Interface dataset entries
--- --- ---
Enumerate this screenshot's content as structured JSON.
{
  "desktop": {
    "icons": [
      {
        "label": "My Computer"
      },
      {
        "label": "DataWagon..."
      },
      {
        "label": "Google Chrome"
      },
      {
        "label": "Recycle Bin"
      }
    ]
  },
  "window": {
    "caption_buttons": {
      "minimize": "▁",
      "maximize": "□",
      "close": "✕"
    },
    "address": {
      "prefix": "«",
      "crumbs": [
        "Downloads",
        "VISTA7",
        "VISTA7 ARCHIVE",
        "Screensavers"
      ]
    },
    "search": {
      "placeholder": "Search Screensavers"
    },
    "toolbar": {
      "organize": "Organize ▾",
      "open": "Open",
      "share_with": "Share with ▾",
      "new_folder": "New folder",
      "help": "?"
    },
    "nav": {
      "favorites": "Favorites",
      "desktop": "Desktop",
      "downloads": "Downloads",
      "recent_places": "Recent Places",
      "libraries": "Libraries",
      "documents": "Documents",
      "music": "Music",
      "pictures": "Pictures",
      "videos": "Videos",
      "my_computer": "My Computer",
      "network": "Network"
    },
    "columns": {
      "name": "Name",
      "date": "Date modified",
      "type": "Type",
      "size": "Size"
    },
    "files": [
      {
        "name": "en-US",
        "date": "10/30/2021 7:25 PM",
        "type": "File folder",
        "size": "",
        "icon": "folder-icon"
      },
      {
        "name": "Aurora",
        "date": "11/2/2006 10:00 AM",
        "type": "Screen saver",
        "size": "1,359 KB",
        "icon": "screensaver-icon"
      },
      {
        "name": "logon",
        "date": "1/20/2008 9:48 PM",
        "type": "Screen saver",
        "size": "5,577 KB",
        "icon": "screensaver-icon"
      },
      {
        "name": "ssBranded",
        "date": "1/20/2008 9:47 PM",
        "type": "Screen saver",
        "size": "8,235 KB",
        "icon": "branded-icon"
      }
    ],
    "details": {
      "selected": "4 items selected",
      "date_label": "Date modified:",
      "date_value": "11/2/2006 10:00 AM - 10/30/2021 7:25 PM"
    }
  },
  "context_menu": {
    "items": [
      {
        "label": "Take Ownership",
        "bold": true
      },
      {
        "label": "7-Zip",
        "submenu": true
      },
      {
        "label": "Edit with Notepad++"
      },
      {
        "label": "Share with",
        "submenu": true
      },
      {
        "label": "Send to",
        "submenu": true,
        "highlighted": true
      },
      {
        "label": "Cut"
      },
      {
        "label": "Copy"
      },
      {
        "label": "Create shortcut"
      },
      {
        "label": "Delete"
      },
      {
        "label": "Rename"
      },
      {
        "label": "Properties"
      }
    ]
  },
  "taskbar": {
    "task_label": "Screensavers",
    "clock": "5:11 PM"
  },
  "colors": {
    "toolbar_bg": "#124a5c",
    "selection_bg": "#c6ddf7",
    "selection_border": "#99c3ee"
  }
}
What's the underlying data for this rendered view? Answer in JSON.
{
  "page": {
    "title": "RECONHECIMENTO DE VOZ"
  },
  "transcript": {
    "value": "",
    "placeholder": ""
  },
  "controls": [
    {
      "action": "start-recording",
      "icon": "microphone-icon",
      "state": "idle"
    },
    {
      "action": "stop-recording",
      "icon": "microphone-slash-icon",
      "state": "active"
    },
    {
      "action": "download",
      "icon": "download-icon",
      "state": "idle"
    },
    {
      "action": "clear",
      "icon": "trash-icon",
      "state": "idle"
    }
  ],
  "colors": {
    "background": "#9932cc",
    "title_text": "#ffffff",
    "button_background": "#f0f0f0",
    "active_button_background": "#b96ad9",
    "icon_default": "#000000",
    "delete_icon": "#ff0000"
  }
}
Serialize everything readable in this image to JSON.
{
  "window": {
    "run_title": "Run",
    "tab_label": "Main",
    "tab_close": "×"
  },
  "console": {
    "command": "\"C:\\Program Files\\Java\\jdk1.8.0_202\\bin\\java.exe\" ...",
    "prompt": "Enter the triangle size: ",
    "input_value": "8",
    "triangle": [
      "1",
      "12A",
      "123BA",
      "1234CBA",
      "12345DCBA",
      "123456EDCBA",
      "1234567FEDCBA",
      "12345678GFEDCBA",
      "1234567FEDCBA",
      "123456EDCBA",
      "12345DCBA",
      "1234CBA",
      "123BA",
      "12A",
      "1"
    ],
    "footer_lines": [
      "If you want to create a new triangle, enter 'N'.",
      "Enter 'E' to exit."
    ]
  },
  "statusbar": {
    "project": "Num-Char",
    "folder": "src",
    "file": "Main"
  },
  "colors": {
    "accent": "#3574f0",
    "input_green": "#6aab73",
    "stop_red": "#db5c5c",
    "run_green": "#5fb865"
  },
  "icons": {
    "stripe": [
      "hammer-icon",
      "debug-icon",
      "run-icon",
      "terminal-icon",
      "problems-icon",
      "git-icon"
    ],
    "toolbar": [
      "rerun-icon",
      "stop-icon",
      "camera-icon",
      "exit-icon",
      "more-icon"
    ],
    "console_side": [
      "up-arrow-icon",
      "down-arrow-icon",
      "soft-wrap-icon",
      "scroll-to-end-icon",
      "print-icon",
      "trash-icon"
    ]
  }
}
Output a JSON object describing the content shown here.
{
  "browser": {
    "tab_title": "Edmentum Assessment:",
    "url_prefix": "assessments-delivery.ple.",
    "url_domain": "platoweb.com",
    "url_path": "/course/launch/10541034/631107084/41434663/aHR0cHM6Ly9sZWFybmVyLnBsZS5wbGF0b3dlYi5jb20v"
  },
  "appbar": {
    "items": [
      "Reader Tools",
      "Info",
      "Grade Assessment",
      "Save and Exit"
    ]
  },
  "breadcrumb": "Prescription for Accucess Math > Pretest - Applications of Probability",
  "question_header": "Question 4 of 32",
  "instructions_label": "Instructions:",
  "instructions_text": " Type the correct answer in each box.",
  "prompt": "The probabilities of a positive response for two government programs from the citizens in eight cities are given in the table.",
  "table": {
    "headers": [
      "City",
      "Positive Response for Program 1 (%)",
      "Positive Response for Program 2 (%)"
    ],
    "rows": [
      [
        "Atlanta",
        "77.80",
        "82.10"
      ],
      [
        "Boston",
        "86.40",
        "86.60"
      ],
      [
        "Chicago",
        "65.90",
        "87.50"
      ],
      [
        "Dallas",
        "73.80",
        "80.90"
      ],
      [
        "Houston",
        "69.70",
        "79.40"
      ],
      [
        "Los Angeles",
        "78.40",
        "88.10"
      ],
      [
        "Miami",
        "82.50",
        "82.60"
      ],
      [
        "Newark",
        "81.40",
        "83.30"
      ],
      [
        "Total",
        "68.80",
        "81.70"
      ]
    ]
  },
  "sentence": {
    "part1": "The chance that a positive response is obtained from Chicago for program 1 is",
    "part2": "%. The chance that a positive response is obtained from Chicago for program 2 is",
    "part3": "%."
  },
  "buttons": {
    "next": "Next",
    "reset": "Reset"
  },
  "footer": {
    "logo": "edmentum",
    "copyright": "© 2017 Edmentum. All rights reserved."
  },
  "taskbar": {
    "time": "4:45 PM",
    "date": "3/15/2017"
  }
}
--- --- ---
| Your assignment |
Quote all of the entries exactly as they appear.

| Reply to the exercise |
Enumerate this screenshot's content as structured JSON.
{
  "desktop": {
    "icons": [
      {
        "label": "My Computer"
      },
      {
        "label": "DataWagon..."
      },
      {
        "label": "Google Chrome"
      },
      {
        "label": "Recycle Bin"
      }
    ]
  },
  "window": {
    "caption_buttons": {
      "minimize": "▁",
      "maximize": "□",
      "close": "✕"
    },
    "address": {
      "prefix": "«",
      "crumbs": [
        "Downloads",
        "VISTA7",
        "VISTA7 ARCHIVE",
        "Screensavers"
      ]
    },
    "search": {
      "placeholder": "Search Screensavers"
    },
    "toolbar": {
      "organize": "Organize ▾",
      "open": "Open",
      "share_with": "Share with ▾",
      "new_folder": "New folder",
      "help": "?"
    },
    "nav": {
      "favorites": "Favorites",
      "desktop": "Desktop",
      "downloads": "Downloads",
      "recent_places": "Recent Places",
      "libraries": "Libraries",
      "documents": "Documents",
      "music": "Music",
      "pictures": "Pictures",
      "videos": "Videos",
      "my_computer": "My Computer",
      "network": "Network"
    },
    "columns": {
      "name": "Name",
      "date": "Date modified",
      "type": "Type",
      "size": "Size"
    },
    "files": [
      {
        "name": "en-US",
        "date": "10/30/2021 7:25 PM",
        "type": "File folder",
        "size": "",
        "icon": "folder-icon"
      },
      {
        "name": "Aurora",
        "date": "11/2/2006 10:00 AM",
        "type": "Screen saver",
        "size": "1,359 KB",
        "icon": "screensaver-icon"
      },
      {
        "name": "logon",
        "date": "1/20/2008 9:48 PM",
        "type": "Screen saver",
        "size": "5,577 KB",
        "icon": "screensaver-icon"
      },
      {
        "name": "ssBranded",
        "date": "1/20/2008 9:47 PM",
        "type": "Screen saver",
        "size": "8,235 KB",
        "icon": "branded-icon"
      }
    ],
    "details": {
      "selected": "4 items selected",
      "date_label": "Date modified:",
      "date_value": "11/2/2006 10:00 AM - 10/30/2021 7:25 PM"
    }
  },
  "context_menu": {
    "items": [
      {
        "label": "Take Ownership",
        "bold": true
      },
      {
        "label": "7-Zip",
        "submenu": true
      },
      {
        "label": "Edit with Notepad++"
      },
      {
        "label": "Share with",
        "submenu": true
      },
      {
        "label": "Send to",
        "submenu": true,
        "highlighted": true
      },
      {
        "label": "Cut"
      },
      {
        "label": "Copy"
      },
      {
        "label": "Create shortcut"
      },
      {
        "label": "Delete"
      },
      {
        "label": "Rename"
      },
      {
        "label": "Properties"
      }
    ]
  },
  "taskbar": {
    "task_label": "Screensavers",
    "clock": "5:11 PM"
  },
  "colors": {
    "toolbar_bg": "#124a5c",
    "selection_bg": "#c6ddf7",
    "selection_border": "#99c3ee"
  }
}
What's the underlying data for this rendered view? Answer in JSON.
{
  "page": {
    "title": "RECONHECIMENTO DE VOZ"
  },
  "transcript": {
    "value": "",
    "placeholder": ""
  },
  "controls": [
    {
      "action": "start-recording",
      "icon": "microphone-icon",
      "state": "idle"
    },
    {
      "action": "stop-recording",
      "icon": "microphone-slash-icon",
      "state": "active"
    },
    {
      "action": "download",
      "icon": "download-icon",
      "state": "idle"
    },
    {
      "action": "clear",
      "icon": "trash-icon",
      "state": "idle"
    }
  ],
  "colors": {
    "background": "#9932cc",
    "title_text": "#ffffff",
    "button_background": "#f0f0f0",
    "active_button_background": "#b96ad9",
    "icon_default": "#000000",
    "delete_icon": "#ff0000"
  }
}
Serialize everything readable in this image to JSON.
{
  "window": {
    "run_title": "Run",
    "tab_label": "Main",
    "tab_close": "×"
  },
  "console": {
    "command": "\"C:\\Program Files\\Java\\jdk1.8.0_202\\bin\\java.exe\" ...",
    "prompt": "Enter the triangle size: ",
    "input_value": "8",
    "triangle": [
      "1",
      "12A",
      "123BA",
      "1234CBA",
      "12345DCBA",
      "123456EDCBA",
      "1234567FEDCBA",
      "12345678GFEDCBA",
      "1234567FEDCBA",
      "123456EDCBA",
      "12345DCBA",
      "1234CBA",
      "123BA",
      "12A",
      "1"
    ],
    "footer_lines": [
      "If you want to create a new triangle, enter 'N'.",
      "Enter 'E' to exit."
    ]
  },
  "statusbar": {
    "project": "Num-Char",
    "folder": "src",
    "file": "Main"
  },
  "colors": {
    "accent": "#3574f0",
    "input_green": "#6aab73",
    "stop_red": "#db5c5c",
    "run_green": "#5fb865"
  },
  "icons": {
    "stripe": [
      "hammer-icon",
      "debug-icon",
      "run-icon",
      "terminal-icon",
      "problems-icon",
      "git-icon"
    ],
    "toolbar": [
      "rerun-icon",
      "stop-icon",
      "camera-icon",
      "exit-icon",
      "more-icon"
    ],
    "console_side": [
      "up-arrow-icon",
      "down-arrow-icon",
      "soft-wrap-icon",
      "scroll-to-end-icon",
      "print-icon",
      "trash-icon"
    ]
  }
}
Output a JSON object describing the content shown here.
{
  "browser": {
    "tab_title": "Edmentum Assessment:",
    "url_prefix": "assessments-delivery.ple.",
    "url_domain": "platoweb.com",
    "url_path": "/course/launch/10541034/631107084/41434663/aHR0cHM6Ly9sZWFybmVyLnBsZS5wbGF0b3dlYi5jb20v"
  },
  "appbar": {
    "items": [
      "Reader Tools",
      "Info",
      "Grade Assessment",
      "Save and Exit"
    ]
  },
  "breadcrumb": "Prescription for Accucess Math > Pretest - Applications of Probability",
  "question_header": "Question 4 of 32",
  "instructions_label": "Instructions:",
  "instructions_text": " Type the correct answer in each box.",
  "prompt": "The probabilities of a positive response for two government programs from the citizens in eight cities are given in the table.",
  "table": {
    "headers": [
      "City",
      "Positive Response for Program 1 (%)",
      "Positive Response for Program 2 (%)"
    ],
    "rows": [
      [
        "Atlanta",
        "77.80",
        "82.10"
      ],
      [
        "Boston",
        "86.40",
        "86.60"
      ],
      [
        "Chicago",
        "65.90",
        "87.50"
      ],
      [
        "Dallas",
        "73.80",
        "80.90"
      ],
      [
        "Houston",
        "69.70",
        "79.40"
      ],
      [
        "Los Angeles",
        "78.40",
        "88.10"
      ],
      [
        "Miami",
        "82.50",
        "82.60"
      ],
      [
        "Newark",
        "81.40",
        "83.30"
      ],
      [
        "Total",
        "68.80",
        "81.70"
      ]
    ]
  },
  "sentence": {
    "part1": "The chance that a positive response is obtained from Chicago for program 1 is",
    "part2": "%. The chance that a positive response is obtained from Chicago for program 2 is",
    "part3": "%."
  },
  "buttons": {
    "next": "Next",
    "reset": "Reset"
  },
  "footer": {
    "logo": "edmentum",
    "copyright": "© 2017 Edmentum. All rights reserved."
  },
  "taskbar": {
    "time": "4:45 PM",
    "date": "3/15/2017"
  }
}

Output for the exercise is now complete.